Apologies if this is the wrong place to ask, but I couldn't find any contact details: is output text that the player will read (e.g. "You are in a dark hallway") included in the character limit?
I totally understand if it is; just want to be certain.
Absolutely brilliant use of Bitsy graphics, both in terms of attractiveness and how they change according to the plot. While the music isn't yours, it fits the mood perfectly. I found the writing a bit ponderous and melodramatic, but then again, that arguably fits the Gothic/Romantic concept. Still, even if the writing style wasn't too my liking, the text does a good job conveying the creative process. Thank you for making this; playing it was a great experience.
I haven't played a lot of Bitsy games, but yours is certainly the most atmospheric I've played so far. The music is excellent, and you've got a lot of mileage out of the Bitsy graphics. Great use of colour and font effects. I wasn't too fond of the unexpected deaths; just stopping you from leaving the town until you've checked in at the inn/met Jonathan would be enough. All in all, very atmospheric adaptation despite its simple graphics.

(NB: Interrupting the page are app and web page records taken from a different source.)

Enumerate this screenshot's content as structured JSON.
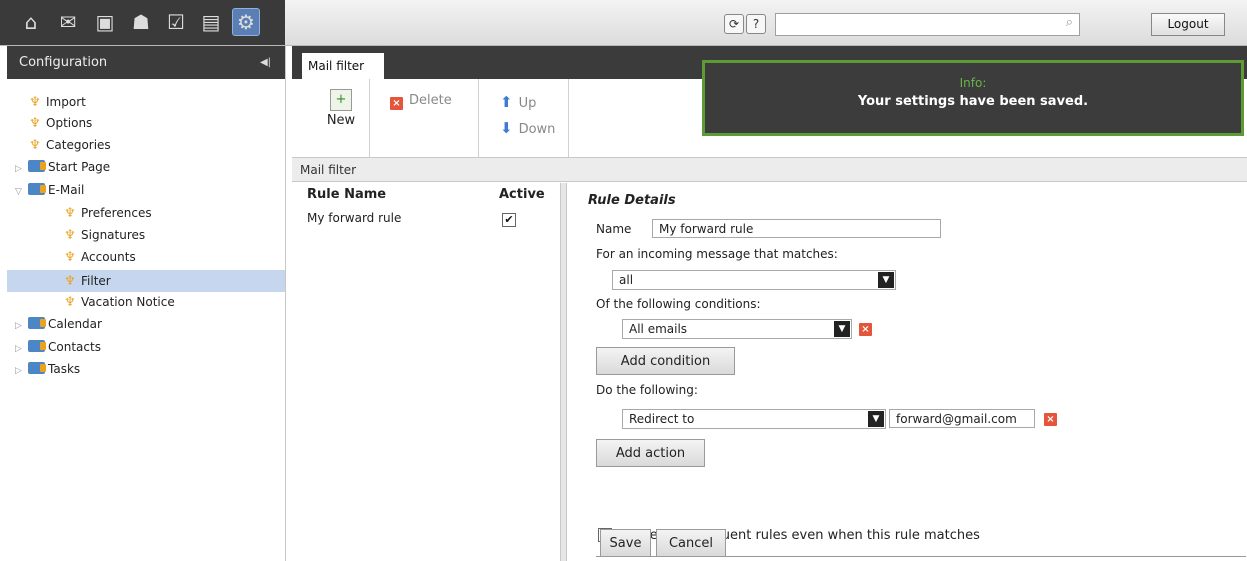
{
  "topbar": {
    "apps": [
      {
        "name": "home-icon",
        "glyph": "⌂"
      },
      {
        "name": "mail-icon",
        "glyph": "✉"
      },
      {
        "name": "calendar-icon",
        "glyph": "▣"
      },
      {
        "name": "contacts-icon",
        "glyph": "☗"
      },
      {
        "name": "tasks-icon",
        "glyph": "☑"
      },
      {
        "name": "briefcase-icon",
        "glyph": "▤"
      },
      {
        "name": "settings-icon",
        "glyph": "⚙"
      }
    ],
    "refresh_glyph": "⟳",
    "help_glyph": "?",
    "search_placeholder": "",
    "search_glyph": "⌕",
    "logout_label": "Logout"
  },
  "sidebar": {
    "title": "Configuration",
    "collapse_glyph": "◀|",
    "items": [
      {
        "label": "Import"
      },
      {
        "label": "Options"
      },
      {
        "label": "Categories"
      },
      {
        "label": "Start Page"
      },
      {
        "label": "E-Mail"
      },
      {
        "label": "Preferences"
      },
      {
        "label": "Signatures"
      },
      {
        "label": "Accounts"
      },
      {
        "label": "Filter"
      },
      {
        "label": "Vacation Notice"
      },
      {
        "label": "Calendar"
      },
      {
        "label": "Contacts"
      },
      {
        "label": "Tasks"
      }
    ]
  },
  "main": {
    "tab_label": "Mail filter",
    "toolbar": {
      "new_label": "New",
      "delete_label": "Delete",
      "up_label": "Up",
      "down_label": "Down"
    },
    "info": {
      "title": "Info:",
      "message": "Your settings have been saved."
    },
    "subheader": "Mail filter",
    "list": {
      "col_rule_name": "Rule Name",
      "col_active": "Active",
      "rows": [
        {
          "name": "My forward rule",
          "active": true
        }
      ]
    },
    "details": {
      "heading": "Rule Details",
      "name_label": "Name",
      "name_value": "My forward rule",
      "match_label": "For an incoming message that matches:",
      "match_value": "all",
      "conditions_label": "Of the following conditions:",
      "condition_value": "All emails",
      "add_condition_label": "Add condition",
      "actions_label": "Do the following:",
      "action_value": "Redirect to",
      "action_target": "forward@gmail.com",
      "add_action_label": "Add action",
      "process_label": "Process subsequent rules even when this rule matches",
      "save_label": "Save",
      "cancel_label": "Cancel"
    }
  }
}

Very good retelling of a rather scary part of the Old Testament, and the sound effects made it intense. Non-interactive, but I'm not going to complain about that, any more than I complain about films being non-interactive. My only complaint is that it took a very long time for new text to appear; I often wondered whether I'd reached the end or whether there was more to come.
That's a nitpick. This is a very high-quality work.
That's excellent! I'm always impressed when people create this type of more RPG-like games in platforms like Twine, and this one is fairly in-depth (or at least seems to be, which is what counts) and well-written in its sparse way. I might come back and play this again later.
OK, this is seriously hard to review without spoiling, but there was that one moment when I knew exactly what the next line was going to be, and my breath stuck in my throat.
If you've played it, you'll know the bit I'm talking about.
A lot of people should play this. This is what a pro-men's rights work *should* look like.
Great writing and excellent use of effects. Really makes you recoil from clicking, because you know what's going to happen.
Damn, that's depressing. I cared so much for those little guys. Still, I don't regret playing.
I've never played a Twine game where you can click on different images to proceed. Very interesting work.
I've enjoyed all your games so far (as far as I can recall), and this is no exception. Smart pun/concept/idea (I think I did a double take when I got it), and strikes a balance between "sweet" and "surreal". Very light and simple, but I think it'll stay with me for a long time.
@Chaoseed: Think of it as a pun. In the world of this game, a "moth-er" isn't a female parent; it's the one who creates moths.
This is probably the entry I enjoyed most (so far, at least). Beautiful writing, and the puzzle is great: essentially an exploration puzzle, but one that requires you to understand the dream-logic of the world. I'm extremely impressed and a bit envious.
This may be the entry that impressed me the most. Really simple, and the battles got a bit samey towards the end (though not enough so to make me stop playing), but I'm just impressed someone did this in Twine. Very good work, kudos!
@Chaoseed: Thanks! I actually wouldn't mind expanding this idea into a rather larger game. My original idea included a lot of other things to create, like more rooms and NPCs, but that ended up going way over the wordcount.